▶ [Data extracts]:
^^^^^^^^^^^^^^^^
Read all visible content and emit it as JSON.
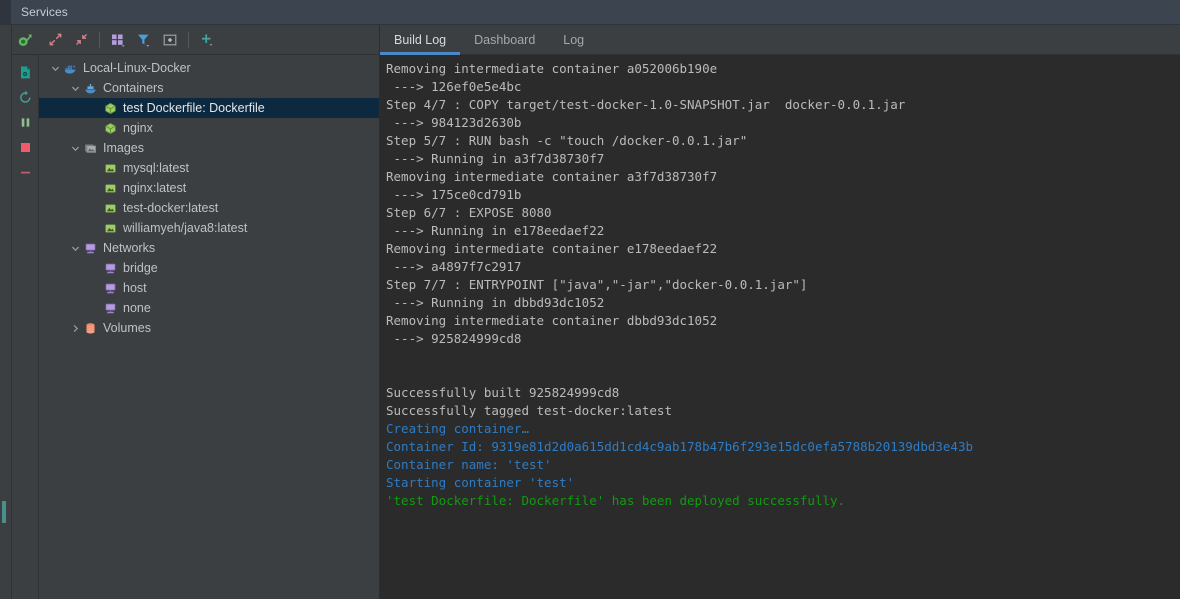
{
  "window": {
    "title": "Services"
  },
  "toolbar": {
    "run_items": [
      {
        "name": "docker-file-icon",
        "label": "Deploy Dockerfile"
      },
      {
        "name": "rerun-icon",
        "label": "Rerun"
      },
      {
        "name": "pause-icon",
        "label": "Pause"
      },
      {
        "name": "stop-icon",
        "label": "Stop"
      },
      {
        "name": "minus-icon",
        "label": "Remove"
      }
    ],
    "main_items": [
      {
        "name": "expand-all-icon",
        "label": "Expand All"
      },
      {
        "name": "collapse-all-icon",
        "label": "Collapse All"
      },
      {
        "name": "group-icon",
        "label": "Group By"
      },
      {
        "name": "filter-icon",
        "label": "Filter"
      },
      {
        "name": "show-in-new-window-icon",
        "label": "Open in New Window"
      },
      {
        "name": "add-icon",
        "label": "Add Service"
      }
    ]
  },
  "tree": {
    "items": [
      {
        "indent": 0,
        "twisty": "v",
        "icon": "docker-icon",
        "label": "Local-Linux-Docker",
        "selected": false
      },
      {
        "indent": 1,
        "twisty": "v",
        "icon": "ship-icon",
        "label": "Containers",
        "selected": false
      },
      {
        "indent": 2,
        "twisty": "",
        "icon": "container-icon",
        "label": "test Dockerfile: Dockerfile",
        "selected": true
      },
      {
        "indent": 2,
        "twisty": "",
        "icon": "container-icon",
        "label": "nginx",
        "selected": false
      },
      {
        "indent": 1,
        "twisty": "v",
        "icon": "images-icon",
        "label": "Images",
        "selected": false
      },
      {
        "indent": 2,
        "twisty": "",
        "icon": "image-icon",
        "label": "mysql:latest",
        "selected": false
      },
      {
        "indent": 2,
        "twisty": "",
        "icon": "image-icon",
        "label": "nginx:latest",
        "selected": false
      },
      {
        "indent": 2,
        "twisty": "",
        "icon": "image-icon",
        "label": "test-docker:latest",
        "selected": false
      },
      {
        "indent": 2,
        "twisty": "",
        "icon": "image-icon",
        "label": "williamyeh/java8:latest",
        "selected": false
      },
      {
        "indent": 1,
        "twisty": "v",
        "icon": "network-icon",
        "label": "Networks",
        "selected": false
      },
      {
        "indent": 2,
        "twisty": "",
        "icon": "network-icon",
        "label": "bridge",
        "selected": false
      },
      {
        "indent": 2,
        "twisty": "",
        "icon": "network-icon",
        "label": "host",
        "selected": false
      },
      {
        "indent": 2,
        "twisty": "",
        "icon": "network-icon",
        "label": "none",
        "selected": false
      },
      {
        "indent": 1,
        "twisty": ">",
        "icon": "volumes-icon",
        "label": "Volumes",
        "selected": false
      }
    ]
  },
  "tabs": [
    {
      "label": "Build Log",
      "active": true
    },
    {
      "label": "Dashboard",
      "active": false
    },
    {
      "label": "Log",
      "active": false
    }
  ],
  "console": {
    "lines": [
      {
        "text": "Removing intermediate container a052006b190e",
        "color": "default"
      },
      {
        "text": " ---> 126ef0e5e4bc",
        "color": "default"
      },
      {
        "text": "Step 4/7 : COPY target/test-docker-1.0-SNAPSHOT.jar  docker-0.0.1.jar",
        "color": "default"
      },
      {
        "text": " ---> 984123d2630b",
        "color": "default"
      },
      {
        "text": "Step 5/7 : RUN bash -c \"touch /docker-0.0.1.jar\"",
        "color": "default"
      },
      {
        "text": " ---> Running in a3f7d38730f7",
        "color": "default"
      },
      {
        "text": "Removing intermediate container a3f7d38730f7",
        "color": "default"
      },
      {
        "text": " ---> 175ce0cd791b",
        "color": "default"
      },
      {
        "text": "Step 6/7 : EXPOSE 8080",
        "color": "default"
      },
      {
        "text": " ---> Running in e178eedaef22",
        "color": "default"
      },
      {
        "text": "Removing intermediate container e178eedaef22",
        "color": "default"
      },
      {
        "text": " ---> a4897f7c2917",
        "color": "default"
      },
      {
        "text": "Step 7/7 : ENTRYPOINT [\"java\",\"-jar\",\"docker-0.0.1.jar\"]",
        "color": "default"
      },
      {
        "text": " ---> Running in dbbd93dc1052",
        "color": "default"
      },
      {
        "text": "Removing intermediate container dbbd93dc1052",
        "color": "default"
      },
      {
        "text": " ---> 925824999cd8",
        "color": "default"
      },
      {
        "text": "",
        "color": "blank"
      },
      {
        "text": "",
        "color": "blank"
      },
      {
        "text": "Successfully built 925824999cd8",
        "color": "default"
      },
      {
        "text": "Successfully tagged test-docker:latest",
        "color": "default"
      },
      {
        "text": "Creating container…",
        "color": "blue"
      },
      {
        "text": "Container Id: 9319e81d2d0a615dd1cd4c9ab178b47b6f293e15dc0efa5788b20139dbd3e43b",
        "color": "blue"
      },
      {
        "text": "Container name: 'test'",
        "color": "blue"
      },
      {
        "text": "Starting container 'test'",
        "color": "blue"
      },
      {
        "text": "'test Dockerfile: Dockerfile' has been deployed successfully.",
        "color": "green"
      }
    ]
  },
  "colors": {
    "accent_blue": "#4a88c7",
    "log_blue": "#2e7cc4",
    "log_green": "#109b10",
    "selection": "#0d293f",
    "console_bg": "#2b2b2b",
    "panel_bg": "#3c3f41",
    "titlebar_bg": "#3c4450"
  }
}
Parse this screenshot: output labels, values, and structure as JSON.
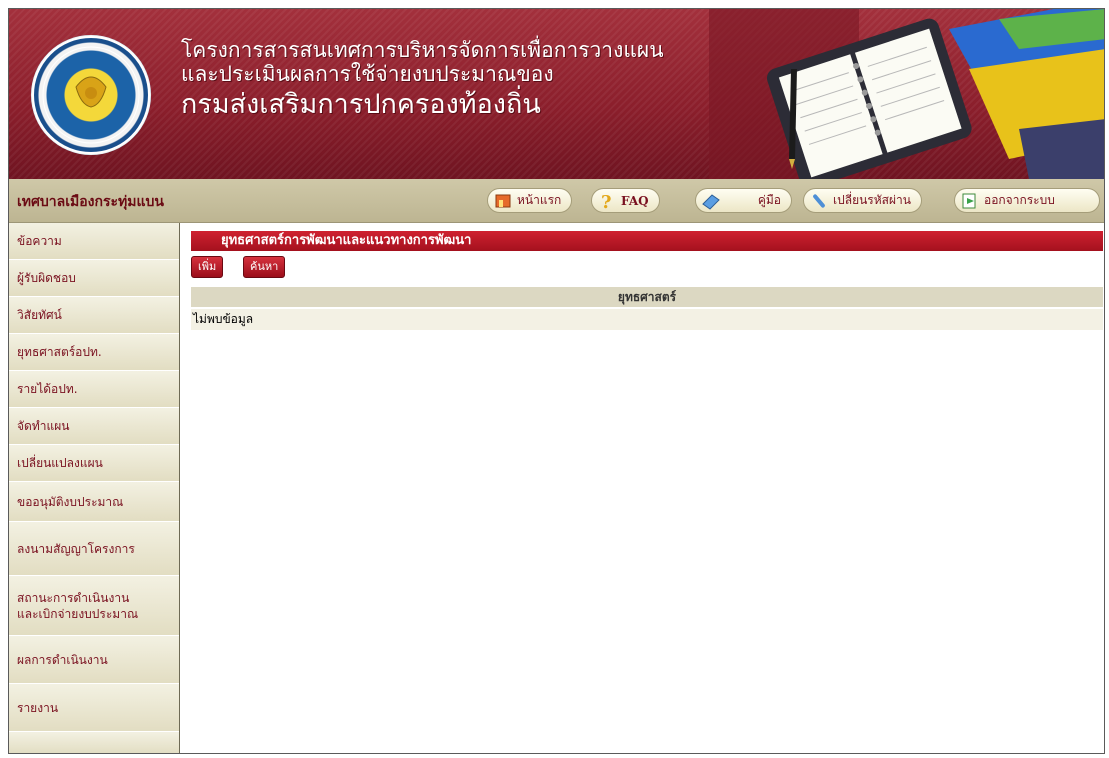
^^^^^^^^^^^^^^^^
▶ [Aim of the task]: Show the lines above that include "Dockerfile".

▶ [Solution for this problem]:
        "label": "Deploy Dockerfile"
        "label": "test Dockerfile: Dockerfile",
        "text": "'test Dockerfile: Dockerfile' has been deployed successfully.",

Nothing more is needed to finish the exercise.